EDMONTON — Almost three dozen charges have been laid after a stage collapse that killed a woman at a country music festival in Alberta two years ago.
Donna Moore, 35, was crushed by falling scaffolding when a fierce storm tore through the grounds at the Big Valley Jamboree near Camrose on Aug. 1, 2009. The single mother from Lloydminster, Alta., was sitting near the stage.
Another 75 people, including members of Hollywood actor Kevin Costner’s band, were injured.
The 33 charges under provincial occupational health and safety legislation are against three companies involved in putting on the show.
Premier Global Production, which was responsible for the stage, and event organizer Panhandle Productions face a total of 27 charges. Most of them relate to failing to ensure the health and safety of workers. Premier faces two additional charges of failing to ensure that stage equipment and rigging could withstand any stresses it might face.
A contractor directing Premier’s activities also faces six charges of failing to ensure compliance under the Occupational Health and Safety Act.
All three companies are due in Camrose provincial court Sept. 28.
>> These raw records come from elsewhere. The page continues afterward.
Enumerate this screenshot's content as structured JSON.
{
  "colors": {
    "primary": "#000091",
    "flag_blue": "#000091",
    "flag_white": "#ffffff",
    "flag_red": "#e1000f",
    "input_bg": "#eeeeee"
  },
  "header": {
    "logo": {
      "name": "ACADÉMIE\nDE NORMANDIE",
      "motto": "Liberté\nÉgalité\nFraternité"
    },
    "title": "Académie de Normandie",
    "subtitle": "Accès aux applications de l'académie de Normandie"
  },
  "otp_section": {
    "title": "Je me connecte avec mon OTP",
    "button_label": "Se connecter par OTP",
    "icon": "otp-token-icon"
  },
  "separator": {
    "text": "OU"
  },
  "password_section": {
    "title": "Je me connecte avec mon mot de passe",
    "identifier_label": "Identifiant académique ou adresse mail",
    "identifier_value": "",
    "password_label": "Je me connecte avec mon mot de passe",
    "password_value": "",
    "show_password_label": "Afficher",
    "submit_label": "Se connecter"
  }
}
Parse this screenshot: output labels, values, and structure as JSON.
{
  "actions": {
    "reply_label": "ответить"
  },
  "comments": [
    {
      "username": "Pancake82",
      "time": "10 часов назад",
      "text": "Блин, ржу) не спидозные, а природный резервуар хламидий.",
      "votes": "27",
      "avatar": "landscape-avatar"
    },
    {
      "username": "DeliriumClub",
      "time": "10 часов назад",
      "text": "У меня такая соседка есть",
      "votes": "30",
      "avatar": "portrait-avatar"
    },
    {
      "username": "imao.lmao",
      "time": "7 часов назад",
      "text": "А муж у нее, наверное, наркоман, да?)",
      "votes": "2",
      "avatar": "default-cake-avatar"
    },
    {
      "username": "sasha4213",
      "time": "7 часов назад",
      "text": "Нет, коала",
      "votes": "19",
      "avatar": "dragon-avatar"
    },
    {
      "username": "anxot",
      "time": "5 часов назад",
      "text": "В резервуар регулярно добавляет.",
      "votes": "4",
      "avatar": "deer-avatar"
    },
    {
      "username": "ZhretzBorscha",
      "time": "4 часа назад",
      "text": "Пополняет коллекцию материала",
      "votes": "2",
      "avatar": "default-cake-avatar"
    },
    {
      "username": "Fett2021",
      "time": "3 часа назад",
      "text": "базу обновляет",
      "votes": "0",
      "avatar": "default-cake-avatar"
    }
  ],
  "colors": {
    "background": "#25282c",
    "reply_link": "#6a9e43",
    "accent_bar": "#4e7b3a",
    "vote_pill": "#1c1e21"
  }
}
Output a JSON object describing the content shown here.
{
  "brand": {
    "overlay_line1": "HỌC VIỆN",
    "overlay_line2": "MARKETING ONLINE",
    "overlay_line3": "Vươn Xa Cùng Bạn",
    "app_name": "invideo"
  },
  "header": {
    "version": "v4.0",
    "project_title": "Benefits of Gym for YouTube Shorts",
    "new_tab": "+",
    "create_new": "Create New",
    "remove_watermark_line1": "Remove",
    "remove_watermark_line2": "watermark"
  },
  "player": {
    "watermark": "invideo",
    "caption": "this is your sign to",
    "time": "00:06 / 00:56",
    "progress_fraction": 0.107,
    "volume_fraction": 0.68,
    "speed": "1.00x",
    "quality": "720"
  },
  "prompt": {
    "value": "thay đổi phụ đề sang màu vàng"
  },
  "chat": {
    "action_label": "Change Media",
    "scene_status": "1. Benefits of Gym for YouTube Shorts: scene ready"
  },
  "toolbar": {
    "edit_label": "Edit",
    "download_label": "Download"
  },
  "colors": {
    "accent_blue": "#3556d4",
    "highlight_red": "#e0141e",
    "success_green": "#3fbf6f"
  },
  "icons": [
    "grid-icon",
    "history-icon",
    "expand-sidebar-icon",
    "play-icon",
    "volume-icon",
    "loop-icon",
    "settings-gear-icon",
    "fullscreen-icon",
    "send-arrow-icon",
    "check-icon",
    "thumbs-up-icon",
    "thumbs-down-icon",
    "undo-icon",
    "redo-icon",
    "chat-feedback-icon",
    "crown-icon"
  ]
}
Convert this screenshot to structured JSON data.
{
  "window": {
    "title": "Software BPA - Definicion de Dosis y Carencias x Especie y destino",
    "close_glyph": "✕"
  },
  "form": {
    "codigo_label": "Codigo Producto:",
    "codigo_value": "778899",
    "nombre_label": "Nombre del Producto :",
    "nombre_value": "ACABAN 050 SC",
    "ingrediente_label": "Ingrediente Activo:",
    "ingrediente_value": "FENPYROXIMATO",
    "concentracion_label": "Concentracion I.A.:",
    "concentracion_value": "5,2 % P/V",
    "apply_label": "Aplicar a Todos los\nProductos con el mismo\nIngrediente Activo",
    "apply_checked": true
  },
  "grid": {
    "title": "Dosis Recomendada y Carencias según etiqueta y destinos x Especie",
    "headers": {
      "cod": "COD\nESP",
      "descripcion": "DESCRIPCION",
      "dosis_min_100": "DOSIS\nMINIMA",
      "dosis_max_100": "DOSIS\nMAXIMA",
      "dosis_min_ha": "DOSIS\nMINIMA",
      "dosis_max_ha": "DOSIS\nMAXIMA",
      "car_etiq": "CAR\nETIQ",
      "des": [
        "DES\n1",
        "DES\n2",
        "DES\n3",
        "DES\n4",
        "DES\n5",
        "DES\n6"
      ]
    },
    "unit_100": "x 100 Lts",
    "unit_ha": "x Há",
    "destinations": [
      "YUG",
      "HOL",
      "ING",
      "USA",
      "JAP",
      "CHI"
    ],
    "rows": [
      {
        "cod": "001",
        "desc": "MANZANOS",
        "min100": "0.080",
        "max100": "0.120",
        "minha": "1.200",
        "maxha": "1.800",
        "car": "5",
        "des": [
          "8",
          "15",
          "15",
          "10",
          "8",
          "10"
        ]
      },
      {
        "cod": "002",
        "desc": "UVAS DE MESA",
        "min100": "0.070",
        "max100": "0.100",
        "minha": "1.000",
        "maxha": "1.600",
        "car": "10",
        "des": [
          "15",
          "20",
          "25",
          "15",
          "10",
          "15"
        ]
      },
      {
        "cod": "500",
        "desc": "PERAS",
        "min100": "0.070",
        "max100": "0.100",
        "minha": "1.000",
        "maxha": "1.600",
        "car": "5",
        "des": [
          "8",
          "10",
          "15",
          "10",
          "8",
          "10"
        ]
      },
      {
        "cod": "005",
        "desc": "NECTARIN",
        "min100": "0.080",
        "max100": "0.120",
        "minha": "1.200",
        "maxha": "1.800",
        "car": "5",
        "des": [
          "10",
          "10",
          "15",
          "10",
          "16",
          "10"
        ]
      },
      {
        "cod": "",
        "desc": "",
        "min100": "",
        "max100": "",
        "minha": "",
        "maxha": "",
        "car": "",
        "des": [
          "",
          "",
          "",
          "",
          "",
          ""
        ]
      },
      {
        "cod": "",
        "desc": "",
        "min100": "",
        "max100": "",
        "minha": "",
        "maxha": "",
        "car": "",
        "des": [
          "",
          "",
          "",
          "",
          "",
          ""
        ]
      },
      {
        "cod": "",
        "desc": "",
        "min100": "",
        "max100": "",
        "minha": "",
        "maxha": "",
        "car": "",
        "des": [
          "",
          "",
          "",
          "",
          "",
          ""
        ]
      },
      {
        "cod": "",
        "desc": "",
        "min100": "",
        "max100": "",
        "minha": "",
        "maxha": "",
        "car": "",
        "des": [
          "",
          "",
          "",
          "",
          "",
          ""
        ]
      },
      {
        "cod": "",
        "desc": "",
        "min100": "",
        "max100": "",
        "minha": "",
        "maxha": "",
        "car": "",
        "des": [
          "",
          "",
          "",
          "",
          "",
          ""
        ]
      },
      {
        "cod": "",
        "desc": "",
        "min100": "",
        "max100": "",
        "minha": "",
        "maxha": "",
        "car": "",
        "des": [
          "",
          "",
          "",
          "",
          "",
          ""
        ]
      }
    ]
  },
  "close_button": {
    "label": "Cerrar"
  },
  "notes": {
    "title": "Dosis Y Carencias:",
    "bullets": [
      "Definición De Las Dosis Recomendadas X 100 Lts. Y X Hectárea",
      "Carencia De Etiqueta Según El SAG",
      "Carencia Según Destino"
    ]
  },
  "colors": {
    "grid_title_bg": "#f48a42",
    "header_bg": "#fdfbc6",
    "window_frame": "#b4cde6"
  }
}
The maximum penalty is $500,000 and/or six months in prison for each charge.
Panhandle Productions declined comment when contacted Friday. Premier Global and the contractor could not be reached.
A lawsuit on behalf of Moore’s sons, who are 10 and 16, was filed last week. This year’s jamboree with headliners Gary Allan, Jason Aldean and Toby Keith began Thursday. Barrie Harrison, a spokesman for occupational health and safety, said the site was inspected two days ago and everything appeared to be in compliance.
Earlier this summer, three people were injured when an outdoor stage collapsed in Ottawa at the annual Bluesfest.